A vast majority
Under the initial bailout terms, the U.S. government took an equity stake in AIG of 79.9 percent. As American International Group Inc (NYSE:AIG) returned to profitability and raised funds by selling units, the insurance group was able to begin paying down its debt, eventually to the point that a new plan was issued whereby the government’s preferred stock stake would be converted to common shares giving the Treasury a 92 percent stake in AIG. To compensate private shareholders for the additional dilution, shareholders were given AIG Warrants that carried the attractive terms of a $45 strike price, dividend protection, and an expiration date ten years from their issuance (Jan. 19, 2021). Shares were also above $45 at the time of their issuance and have only recovered to that point more recently.

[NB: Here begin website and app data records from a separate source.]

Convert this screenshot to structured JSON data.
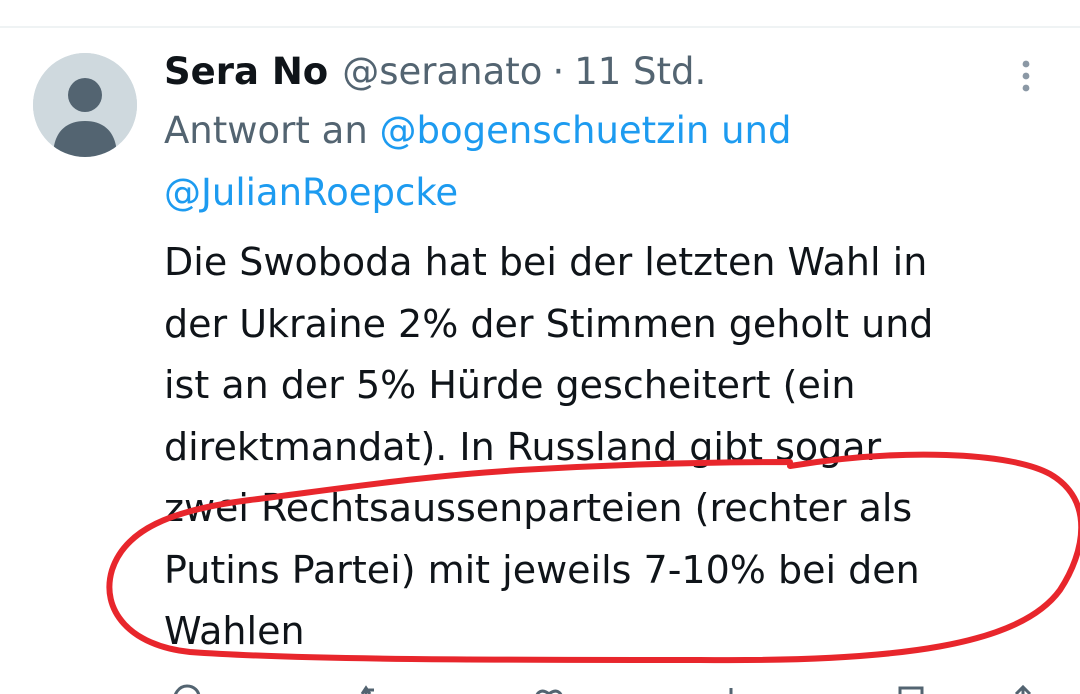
{
  "tweet": {
    "author_name": "Sera No",
    "author_handle": "@seranato",
    "separator": "·",
    "time": "11 Std.",
    "reply_prefix": "Antwort an",
    "reply_mention_1": "@bogenschuetzin",
    "reply_joiner": "und",
    "reply_mention_2": "@JulianRoepcke",
    "text_lines": [
      "Die Swoboda hat bei der letzten Wahl in",
      "der Ukraine 2% der Stimmen geholt und",
      "ist an der 5% Hürde gescheitert (ein",
      "direktmandat). In Russland gibt sogar",
      "zwei Rechtsaussenparteien (rechter als",
      "Putins Partei) mit jeweils 7-10% bei den",
      "Wahlen"
    ]
  },
  "icons": {
    "avatar": "default-avatar-icon",
    "more": "more-options-icon",
    "actions": [
      "reply-icon",
      "repost-icon",
      "like-icon",
      "views-icon",
      "bookmark-icon",
      "share-icon"
    ]
  },
  "colors": {
    "text": "#0f1419",
    "muted": "#536471",
    "mention": "#1d9bf0",
    "annotation": "#e8262c",
    "avatar_bg": "#cfd9de",
    "avatar_fg": "#536471"
  }
}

Shares of AIG were sold to the public in a series of offerings between early 2011 and early 2013 resulting in the government’s complete exit of AIG that exists today. Looking at the ownership stake owned by its government, one can see that RBS is in a similar position to American International Group Inc (NYSE:AIG) prior to the share sales. Royal Bank of Scotland Group plc (ADR) (NYSE:RBS) is 82 percent owned by the U.K. government following the company’s own financial irresponsibility. While there has been some talk of a nationalization of RBS, comments recently made by the company’s executives show Royal Bank of Scotland Group plc (ADR) (NYSE:RBS)’ interest in a reprivatization of the bank.
During the AIG share sale, the Treasury began selling its shares around a break even price. However, later offerings in the sale brought higher prices for the AIG shares allowing the government to make a meaningful profit on the American International Group Inc (NYSE:AIG) sale. Contrasting this with the position RBS is in, it is more difficult to find how the U.K. government could see a profit from beginning a sale of RBS over the next couple years. According to The Guardian, shares of Royal Bank of Scotland Group plc (ADR) (NYSE:RBS) were acquired by the U.K. government at an average price of just less than 500p. But with shares closing the week at under 290p, Royal Bank of Scotland Group plc (ADR) (NYSE:RBS) shares would need to see substantial gains before U.K. taxpayers can expect to be made whole.